Let's break the Sales department into two regional sections, named North America and International. If the user introduces the two sales offices into the model, then the model processing engine 12 automatically Splits the Sales department expenses over the two offices. However, there are two reasonable and practical interpretations of how the expenses should be Split.
 The $100 expense for the sales department is a fixed cost that does not change when new sales offices are added.
 The $100 expense for the sales department is a variable cost that is incurred by each sales office.

The two ways of Splitting the Sales expense are shown in FIGS. 19 and 20 in numerical form, in spreadsheet formulas, and in Avar formulas. FIG. 19 shows the results assuming a fixed total expense ($100) split evenly over the two offices. FIG. 20 shows the results assuming a variable total expense that depends on the number of offices.

In this example, The Analysis Variable Operating Expense has Accounting Type “Expense,” which implies Operational Type “Count.” If the user does not specify whether the expense is fixed or variable, the model processing engine 12 behaves as follows in some implementations.
 At low safety settings, the model processing engine 12 uses the Operational Type to Split the Sales Department expense by proportion, assigning each office $50.
 At high safety settings, model processing engine 12 warns the user that two legitimate and practical interpretations exist for the Split operation, and asks the user to specify which one is correct.

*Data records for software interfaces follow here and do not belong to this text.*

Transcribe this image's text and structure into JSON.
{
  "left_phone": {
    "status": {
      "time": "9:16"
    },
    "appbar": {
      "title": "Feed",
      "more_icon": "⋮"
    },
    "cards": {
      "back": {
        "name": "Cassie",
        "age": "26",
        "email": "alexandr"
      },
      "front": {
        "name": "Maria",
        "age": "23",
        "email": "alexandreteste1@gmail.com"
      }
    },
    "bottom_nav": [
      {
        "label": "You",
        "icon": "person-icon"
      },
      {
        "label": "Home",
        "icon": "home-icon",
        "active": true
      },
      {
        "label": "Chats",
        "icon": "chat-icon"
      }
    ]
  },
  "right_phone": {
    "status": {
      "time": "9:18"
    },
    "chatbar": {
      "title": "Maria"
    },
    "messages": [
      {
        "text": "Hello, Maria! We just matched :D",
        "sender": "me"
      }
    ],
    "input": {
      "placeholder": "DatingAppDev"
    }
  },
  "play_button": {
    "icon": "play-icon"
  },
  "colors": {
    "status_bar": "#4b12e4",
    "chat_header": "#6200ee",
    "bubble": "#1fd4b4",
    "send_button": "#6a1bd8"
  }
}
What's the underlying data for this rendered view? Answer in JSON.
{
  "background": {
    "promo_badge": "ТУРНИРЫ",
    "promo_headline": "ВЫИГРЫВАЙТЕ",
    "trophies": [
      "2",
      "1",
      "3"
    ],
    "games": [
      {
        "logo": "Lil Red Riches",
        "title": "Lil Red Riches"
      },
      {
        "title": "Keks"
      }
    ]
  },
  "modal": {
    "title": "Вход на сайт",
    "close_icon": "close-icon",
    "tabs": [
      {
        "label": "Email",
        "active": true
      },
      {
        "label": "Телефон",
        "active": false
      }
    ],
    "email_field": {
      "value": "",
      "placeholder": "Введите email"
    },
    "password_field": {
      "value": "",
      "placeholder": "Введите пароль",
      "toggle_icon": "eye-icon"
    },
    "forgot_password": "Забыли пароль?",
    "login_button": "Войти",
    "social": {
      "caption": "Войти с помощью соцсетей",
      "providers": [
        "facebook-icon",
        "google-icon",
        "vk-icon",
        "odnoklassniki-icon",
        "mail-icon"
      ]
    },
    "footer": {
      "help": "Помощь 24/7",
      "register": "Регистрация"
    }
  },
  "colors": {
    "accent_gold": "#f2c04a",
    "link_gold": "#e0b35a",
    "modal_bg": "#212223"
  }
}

In general, automatic Split operations for Analysis Variables of Operational Type “Count” have this ambiguity. Therefore, with high safety settings, the model processing engine 12 should warn the user about each automatic Split operation and ask for a clarification.
6 Implementations

The mathematical modeling approaches described above can be implemented using software for execution on a computer. For instance, the software defines procedures in one or more computer programs that execute on one or more programmed or programmable computer systems (e.g., desktop, distributed, client/server computer systems) each including at least one processor, at least one data storage system (e.g., including volatile and nonvolatile memory and/or storage elements), at least one input device (e.g., keyboard and mouse) or port, and at least one output device (e.g., monitor) or port. The software may form one or more modules of a larger program.

The software may be provided on a computerreadable storage medium, such as a CDROM, readable by a general or special purpose programmable computer or delivered over a medium (e.g., encoded in a propagated signal) such as network to a computer where it is executed. Each such computer program is preferably stored on or downloaded to a storage media or device (e.g., solid state memory or media, or magnetic or optical media) readable by a general or special purpose programmable computer, for configuring and operating the computer when the storage media or device is read by the computer system to perform the procedures of the software.

Other embodiments are within the scope of the following claims.